End of year
At the end of each growing season, take your picture, pop it into an excel file, and label each bed using text boxes with what you had growing in it in that year, and do this while you can still remember everything. This is also a good time to jot down any insights you gained in that season, or any “dos or don’ts” that you want to remember for the coming year.
Do a “Seed Census”
Take all your seeds, and lay them out on the floor. Try to organize them a bit according to whether they can be planted early or late, and also by broad category. For instance, I put kale, broccoli, radicchio, kohlrabi, and brussels spouts all together, because they are all in the mustard family. I put peas, carrots and parsnips together because they can all be planted really early.

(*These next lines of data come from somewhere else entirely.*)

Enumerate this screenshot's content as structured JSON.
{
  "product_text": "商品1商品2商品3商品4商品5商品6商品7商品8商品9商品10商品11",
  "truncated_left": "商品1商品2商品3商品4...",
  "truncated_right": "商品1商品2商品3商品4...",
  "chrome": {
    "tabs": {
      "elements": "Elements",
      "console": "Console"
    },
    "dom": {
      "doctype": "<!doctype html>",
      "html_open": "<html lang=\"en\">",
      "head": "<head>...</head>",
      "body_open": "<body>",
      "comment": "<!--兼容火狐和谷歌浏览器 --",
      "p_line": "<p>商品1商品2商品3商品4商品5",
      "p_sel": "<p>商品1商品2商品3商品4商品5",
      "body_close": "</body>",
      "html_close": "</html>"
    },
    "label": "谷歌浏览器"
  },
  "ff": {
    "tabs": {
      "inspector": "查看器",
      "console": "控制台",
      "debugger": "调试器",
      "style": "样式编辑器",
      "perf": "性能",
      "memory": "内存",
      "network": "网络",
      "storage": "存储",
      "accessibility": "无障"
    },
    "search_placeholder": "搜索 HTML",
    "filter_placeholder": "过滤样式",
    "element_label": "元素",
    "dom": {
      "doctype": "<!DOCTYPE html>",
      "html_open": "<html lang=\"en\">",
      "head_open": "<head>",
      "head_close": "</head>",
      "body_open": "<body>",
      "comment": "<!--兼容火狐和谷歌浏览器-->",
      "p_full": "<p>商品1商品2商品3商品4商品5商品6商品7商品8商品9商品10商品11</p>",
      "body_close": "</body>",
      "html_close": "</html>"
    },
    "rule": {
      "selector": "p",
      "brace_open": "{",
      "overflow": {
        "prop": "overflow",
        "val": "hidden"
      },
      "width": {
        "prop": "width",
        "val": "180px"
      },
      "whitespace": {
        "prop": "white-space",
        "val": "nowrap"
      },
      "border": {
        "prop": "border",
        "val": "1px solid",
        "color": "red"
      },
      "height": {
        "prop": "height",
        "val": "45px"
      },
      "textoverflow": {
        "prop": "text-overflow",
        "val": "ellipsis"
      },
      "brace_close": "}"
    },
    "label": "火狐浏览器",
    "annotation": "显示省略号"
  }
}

Map it out
Now that you can see all of the things that you want to grow, open up your excel file and have a look at the space that everything will be growing in, and make your decisions. Carefully think it all through:
– What is tall, what is short? Don’t plant things that will block the light for other things.
– Is there anything that will accommodate companion planting?
– Was there a really bad pest anywhere last year? – put something resistant to it in that space this year.
– Was the soil poor in any of your beds? – put a soil builder in that space this year (peas/beans).
– Try to rotate your crops a bit – especially if you had blight problems or things of that nature.
A plan can really help to decrease the overwhelming feeling that you get each year when you have all these decisions to make that determine how everything will play out, and cannot be unmade. Still, just because you have a plan doesn’t mean that you can’t change your mind. The purpose of the plan is simply to think it all through, figure out a loose plan of attack, and try to maximize your yield. That said, I make a plan every year and usually stick to about 80-90% of what I planned to do – I doubt this year will be any different!
Special thanks to our podcast Partner, McKenzie Seeds.